Books are my favourite Christmas presents. To receive because they’re unlikely to add to my almost-Oprah-worthy hoard of possessions – if I love the book it’ll earn a tidy spot on my Ikea Expedia. If I’m not so keen, I can give it away guilt-free, because the book still got to fulfill its Christmas destiny. To give because they’re super-easy to wrap.
And the holiday season is doubly booky for me, because it’s also the perfect time for catching up on reading, especially when 20-hour flights are involved. These are some books that have earned a spot in my holiday luggage this year:

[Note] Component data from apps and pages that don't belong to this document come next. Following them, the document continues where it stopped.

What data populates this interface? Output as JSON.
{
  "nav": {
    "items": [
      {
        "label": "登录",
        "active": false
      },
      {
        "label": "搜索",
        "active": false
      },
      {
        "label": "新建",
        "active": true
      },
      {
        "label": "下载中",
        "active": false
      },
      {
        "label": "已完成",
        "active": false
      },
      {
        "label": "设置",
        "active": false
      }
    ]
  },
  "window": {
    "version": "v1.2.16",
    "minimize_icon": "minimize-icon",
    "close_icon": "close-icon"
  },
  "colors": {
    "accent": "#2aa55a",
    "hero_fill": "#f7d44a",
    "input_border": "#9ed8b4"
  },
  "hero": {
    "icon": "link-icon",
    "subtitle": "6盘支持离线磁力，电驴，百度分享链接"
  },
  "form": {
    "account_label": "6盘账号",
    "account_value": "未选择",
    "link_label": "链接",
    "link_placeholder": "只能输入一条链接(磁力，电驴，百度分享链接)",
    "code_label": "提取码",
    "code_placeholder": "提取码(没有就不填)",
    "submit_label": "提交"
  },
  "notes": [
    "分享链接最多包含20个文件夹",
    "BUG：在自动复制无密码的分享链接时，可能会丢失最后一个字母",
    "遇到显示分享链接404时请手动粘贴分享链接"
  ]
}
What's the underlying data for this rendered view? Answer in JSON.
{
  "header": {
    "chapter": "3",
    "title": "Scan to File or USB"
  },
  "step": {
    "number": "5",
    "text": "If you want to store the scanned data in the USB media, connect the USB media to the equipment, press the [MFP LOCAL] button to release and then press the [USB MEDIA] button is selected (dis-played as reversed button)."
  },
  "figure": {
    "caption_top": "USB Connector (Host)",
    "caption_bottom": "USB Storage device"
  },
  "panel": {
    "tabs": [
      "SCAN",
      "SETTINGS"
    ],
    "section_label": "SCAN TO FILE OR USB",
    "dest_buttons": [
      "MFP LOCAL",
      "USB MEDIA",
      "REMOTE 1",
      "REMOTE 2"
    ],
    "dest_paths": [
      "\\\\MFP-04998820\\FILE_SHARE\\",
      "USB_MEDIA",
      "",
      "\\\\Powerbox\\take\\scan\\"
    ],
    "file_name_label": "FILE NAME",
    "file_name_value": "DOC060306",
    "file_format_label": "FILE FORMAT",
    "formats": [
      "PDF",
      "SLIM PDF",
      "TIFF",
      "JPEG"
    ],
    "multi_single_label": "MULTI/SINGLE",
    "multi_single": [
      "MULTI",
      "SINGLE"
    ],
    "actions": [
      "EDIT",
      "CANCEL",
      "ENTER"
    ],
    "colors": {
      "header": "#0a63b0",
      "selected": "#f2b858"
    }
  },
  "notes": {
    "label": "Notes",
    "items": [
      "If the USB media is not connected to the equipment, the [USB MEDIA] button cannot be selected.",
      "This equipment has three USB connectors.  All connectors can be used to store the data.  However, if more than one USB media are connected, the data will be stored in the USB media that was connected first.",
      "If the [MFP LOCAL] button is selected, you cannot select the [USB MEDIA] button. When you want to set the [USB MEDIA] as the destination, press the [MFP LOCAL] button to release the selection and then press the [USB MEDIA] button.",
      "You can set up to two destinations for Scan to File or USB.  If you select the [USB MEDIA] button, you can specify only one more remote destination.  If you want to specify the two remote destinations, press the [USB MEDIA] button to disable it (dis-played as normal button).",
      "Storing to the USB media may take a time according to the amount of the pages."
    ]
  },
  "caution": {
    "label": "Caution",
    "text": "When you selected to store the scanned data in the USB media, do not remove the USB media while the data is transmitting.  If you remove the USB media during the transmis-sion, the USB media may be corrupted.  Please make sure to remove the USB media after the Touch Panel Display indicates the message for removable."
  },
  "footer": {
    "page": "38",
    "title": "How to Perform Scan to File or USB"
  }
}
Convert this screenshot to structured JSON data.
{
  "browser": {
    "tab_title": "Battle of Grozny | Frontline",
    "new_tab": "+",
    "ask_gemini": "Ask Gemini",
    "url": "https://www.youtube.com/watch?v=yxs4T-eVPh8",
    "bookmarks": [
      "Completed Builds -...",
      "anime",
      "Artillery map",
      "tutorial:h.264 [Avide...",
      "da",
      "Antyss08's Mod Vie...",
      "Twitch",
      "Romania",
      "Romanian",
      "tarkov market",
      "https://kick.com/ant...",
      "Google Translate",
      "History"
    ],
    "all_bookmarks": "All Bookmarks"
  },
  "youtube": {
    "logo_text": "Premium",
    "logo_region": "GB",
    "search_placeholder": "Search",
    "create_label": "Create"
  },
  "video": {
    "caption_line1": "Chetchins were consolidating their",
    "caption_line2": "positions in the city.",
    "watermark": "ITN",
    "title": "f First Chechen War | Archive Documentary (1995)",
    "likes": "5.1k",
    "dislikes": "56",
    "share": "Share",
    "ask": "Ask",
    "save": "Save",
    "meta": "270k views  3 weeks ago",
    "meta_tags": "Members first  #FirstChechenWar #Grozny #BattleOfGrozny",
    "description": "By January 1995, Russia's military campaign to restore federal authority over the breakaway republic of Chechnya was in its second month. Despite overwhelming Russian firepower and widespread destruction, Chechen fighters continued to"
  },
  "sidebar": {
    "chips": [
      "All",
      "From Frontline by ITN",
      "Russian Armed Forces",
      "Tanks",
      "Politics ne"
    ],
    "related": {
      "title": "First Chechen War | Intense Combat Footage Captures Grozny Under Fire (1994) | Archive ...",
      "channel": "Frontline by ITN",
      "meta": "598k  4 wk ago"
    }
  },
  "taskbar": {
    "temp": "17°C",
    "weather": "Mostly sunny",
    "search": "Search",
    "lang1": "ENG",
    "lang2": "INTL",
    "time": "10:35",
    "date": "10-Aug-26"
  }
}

To give to the Christmas traditionalist: The Christmas Books by Charles Dickens
There are lots of high-end editions of this holiday classic, but I really like this one by White’s Books, because it’s a bit gritty and scary looking – which is how I think Dickensian London should always be portrayed, even if “A Christmas Carol” did once star Mickey.
This book doesn’t just explain type, it expounds – on why Helvetica is omnipresent, why we all hate Comic Sans, and on how everyone from Presidents to Fuhrers have been affected by their choice of lettering.
I’ve probably gushed over this book enough, but it’s extremely giftable – beautiful, whimsical, and somehow personal for every reader.
A confirmed crowd-pleaser, even for people who don’t want to be pleased at first (like me). This is a fast, satisfying, curl-up-on-the-couch kind of read. After this, your mom will actually listen to your book recommendations.
I’ve already started this, but I’m looking forward to devoting my whole attention to it so that I can get properly scandalised by sexist pseudo-science. Only possible downfall – will the guy sitting in 21C try to talk to me about it?
And what am I hoping to take back in my suitcase? Maybe something like…
People who like to keep up on the latest thing (ahem) probably already feel a bit left behind if they haven’t read Franzen’s latest opus yet. We may’ve missed our chance to chime in with the rest of the peanut gallery back in September, but I think there’ll still be plenty of chances to casually bring this book up in conversation.
Mary Roach brought us Stiff and Bonk, so it’s been established that this is a lady who knows how to make things interesting. And the intricacies of space travel are already pretty interesting.
Because it’s missing from my set, and it’s pretty much the best one. It gets so cold Pa can’t play the fiddle! They don’t have enough wood, so they have to twist sticks of hay so that they burn longer!
Also, I have fond festive memories involving the Little House books: I was reading the Christmas scene from Little House in the Big Woods (Laura finally gets to replace her corncob doll Susan with a real doll, Charlotte! I’m pretty sure her eyes glisten by the light of the fireplace when she looks at it). My sister had a headache, so was lying on the couch with a cloth over her eyes. Naturally, she got bored and asked me to read aloud. (What a totally “Mary” thing for her to do, am I right?) Little by little, the other members of my family started to listen to me read. It was our very own Little House in the Big Woods moment, and it was awesome.
Happy Holidays everyone. If I get stuck in an airport in Amsterdam or Calgary or Minneapolis, I’m busting these books open and reading them myself. Will try to avoid unnecessary spine-breaking, but I can’t make any promises.